*** Information given ***

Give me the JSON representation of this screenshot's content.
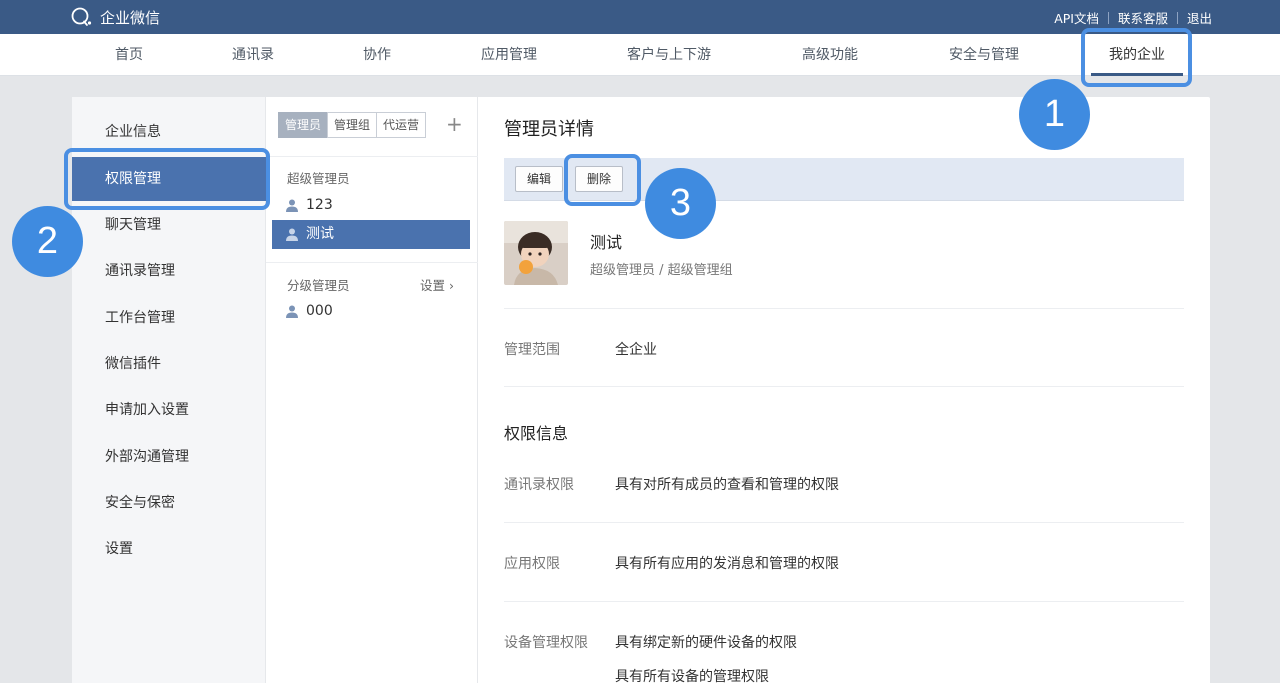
{
  "app": {
    "brand": "企业微信"
  },
  "toplinks": [
    "API文档",
    "联系客服",
    "退出"
  ],
  "nav": {
    "items": [
      "首页",
      "通讯录",
      "协作",
      "应用管理",
      "客户与上下游",
      "高级功能",
      "安全与管理",
      "我的企业"
    ],
    "active_index": 7
  },
  "sidebar": {
    "items": [
      "企业信息",
      "权限管理",
      "聊天管理",
      "通讯录管理",
      "工作台管理",
      "微信插件",
      "申请加入设置",
      "外部沟通管理",
      "安全与保密",
      "设置"
    ],
    "active_index": 1
  },
  "middle": {
    "tabs": [
      "管理员",
      "管理组",
      "代运营"
    ],
    "active_tab": 0,
    "add": "+",
    "super_admins_label": "超级管理员",
    "super_admins": [
      "123",
      "测试"
    ],
    "selected_admin": "测试",
    "sub_admins_label": "分级管理员",
    "sub_admins_settings": "设置 ›",
    "sub_admins": [
      "000"
    ]
  },
  "detail": {
    "title": "管理员详情",
    "edit_button": "编辑",
    "delete_button": "删除",
    "name": "测试",
    "role": "超级管理员 / 超级管理组",
    "scope_label": "管理范围",
    "scope_value": "全企业",
    "permissions_title": "权限信息",
    "contacts_perm_label": "通讯录权限",
    "contacts_perm_value": "具有对所有成员的查看和管理的权限",
    "app_perm_label": "应用权限",
    "app_perm_value": "具有所有应用的发消息和管理的权限",
    "device_perm_label": "设备管理权限",
    "device_perm_value_1": "具有绑定新的硬件设备的权限",
    "device_perm_value_2": "具有所有设备的管理权限"
  },
  "callouts": [
    "1",
    "2",
    "3"
  ],
  "colors": {
    "header": "#3a5a86",
    "active": "#4a72ae",
    "callout": "#3f8be0"
  }
}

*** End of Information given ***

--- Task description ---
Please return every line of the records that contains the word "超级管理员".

--- Answer below ---
    "super_admins_label": "超级管理员",
    "role": "超级管理员 / 超级管理组",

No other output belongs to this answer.